Please feel comfortable and welcome to pray at this time if this is part of your religion.

If you are breastfeeding and would like a private space, please let us know.

Team Project

Learning Objectives

In this module you are working in a team to build a React app. (You should have created your group already.)

Take this opportunity to work with your team on your React app. You can use this time to work on your app, to discuss your app with your team, ask questions and get help with blockers.

You can use any study group time to work on your product.

Retro: Start / Stop / Continue

Retro (20 minutes)

A retro is a chance to reflect on this past sprint. You can do this on a Jamboard (make sure someone clicks “Make a copy” before you start, and you work on that together) or on sticky notes on a wall.

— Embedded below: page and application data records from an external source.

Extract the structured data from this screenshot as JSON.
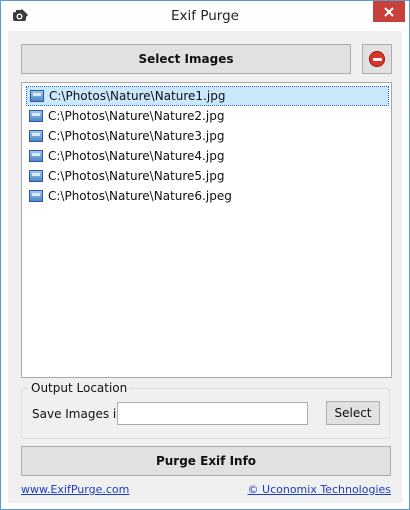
{
  "window": {
    "title": "Exif Purge"
  },
  "toolbar": {
    "select_images_label": "Select Images"
  },
  "files": [
    {
      "path": "C:\\Photos\\Nature\\Nature1.jpg",
      "selected": true
    },
    {
      "path": "C:\\Photos\\Nature\\Nature2.jpg",
      "selected": false
    },
    {
      "path": "C:\\Photos\\Nature\\Nature3.jpg",
      "selected": false
    },
    {
      "path": "C:\\Photos\\Nature\\Nature4.jpg",
      "selected": false
    },
    {
      "path": "C:\\Photos\\Nature\\Nature5.jpg",
      "selected": false
    },
    {
      "path": "C:\\Photos\\Nature\\Nature6.jpeg",
      "selected": false
    }
  ],
  "output": {
    "group_label": "Output Location",
    "save_label": "Save Images in",
    "path_value": "",
    "select_label": "Select"
  },
  "purge_label": "Purge Exif Info",
  "footer": {
    "website": "www.ExifPurge.com",
    "copyright": "© Uconomix Technologies"
  },
  "icons": {
    "app": "app-icon",
    "close": "close-icon",
    "remove": "remove-icon",
    "file": "image-file-icon"
  },
  "colors": {
    "close_button": "#c7403a",
    "remove_icon": "#d9362b",
    "selection": "#cce8ff",
    "link": "#1a3dc4"
  }
}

  1. Set a timer for 5 minutes.
  2. Write down as many things as you can think of that you’d like to start, stop, and continue doing next sprint.
  3. Write one point per note and keep it short.
  4. When the timer goes off, one person should set a timer for 1 minute and group the notes into themes.
  5. Next, set a timer for 2 minutes and all vote on the most important themes by adding a dot or a +1 to the note.
  6. Finally, set a timer for 8 minutes and all discuss the top three themes.